| ASSIGNED TASK |
Restate the data below word for word. Skip any images it contains.

| DATA EXTRACT |
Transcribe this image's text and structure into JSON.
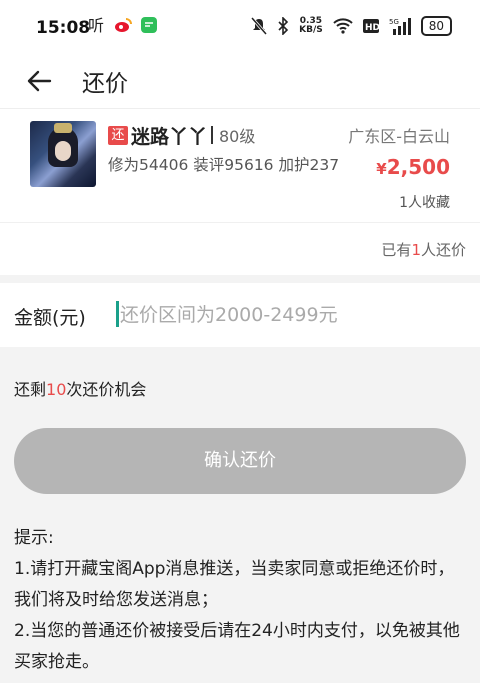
{
  "status_bar": {
    "time": "15:08",
    "speed_value": "0.35",
    "speed_unit": "KB/S",
    "network": "5G",
    "battery": "80"
  },
  "nav": {
    "title": "还价"
  },
  "item": {
    "tag": "还",
    "name": "迷路丫丫",
    "level": "80级",
    "stats": "修为54406 装评95616 加护237",
    "region": "广东区-白云山",
    "price_symbol": "¥",
    "price": "2,500",
    "favorites": "1人收藏"
  },
  "offers": {
    "prefix": "已有",
    "count": "1",
    "suffix": "人还价"
  },
  "amount": {
    "label": "金额(元)",
    "placeholder": "还价区间为2000-2499元",
    "value": ""
  },
  "remaining": {
    "prefix": "还剩",
    "count": "10",
    "suffix": "次还价机会"
  },
  "confirm_label": "确认还价",
  "tips": {
    "title": "提示:",
    "line1": "1.请打开藏宝阁App消息推送，当卖家同意或拒绝还价时，我们将及时给您发送消息；",
    "line2": "2.当您的普通还价被接受后请在24小时内支付，以免被其他买家抢走。"
  },
  "colors": {
    "accent": "#e84b4b",
    "button_disabled": "#b5b5b5",
    "cursor": "#1aa08a"
  }
}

| ANSWER TO THIS PROBLEM |
Transcribe this image's text and structure into JSON.
{
  "status_bar": {
    "time": "15:08",
    "speed_value": "0.35",
    "speed_unit": "KB/S",
    "network": "5G",
    "battery": "80"
  },
  "nav": {
    "title": "还价"
  },
  "item": {
    "tag": "还",
    "name": "迷路丫丫",
    "level": "80级",
    "stats": "修为54406 装评95616 加护237",
    "region": "广东区-白云山",
    "price_symbol": "¥",
    "price": "2,500",
    "favorites": "1人收藏"
  },
  "offers": {
    "prefix": "已有",
    "count": "1",
    "suffix": "人还价"
  },
  "amount": {
    "label": "金额(元)",
    "placeholder": "还价区间为2000-2499元",
    "value": ""
  },
  "remaining": {
    "prefix": "还剩",
    "count": "10",
    "suffix": "次还价机会"
  },
  "confirm_label": "确认还价",
  "tips": {
    "title": "提示:",
    "line1": "1.请打开藏宝阁App消息推送，当卖家同意或拒绝还价时，我们将及时给您发送消息；",
    "line2": "2.当您的普通还价被接受后请在24小时内支付，以免被其他买家抢走。"
  },
  "colors": {
    "accent": "#e84b4b",
    "button_disabled": "#b5b5b5",
    "cursor": "#1aa08a"
  }
}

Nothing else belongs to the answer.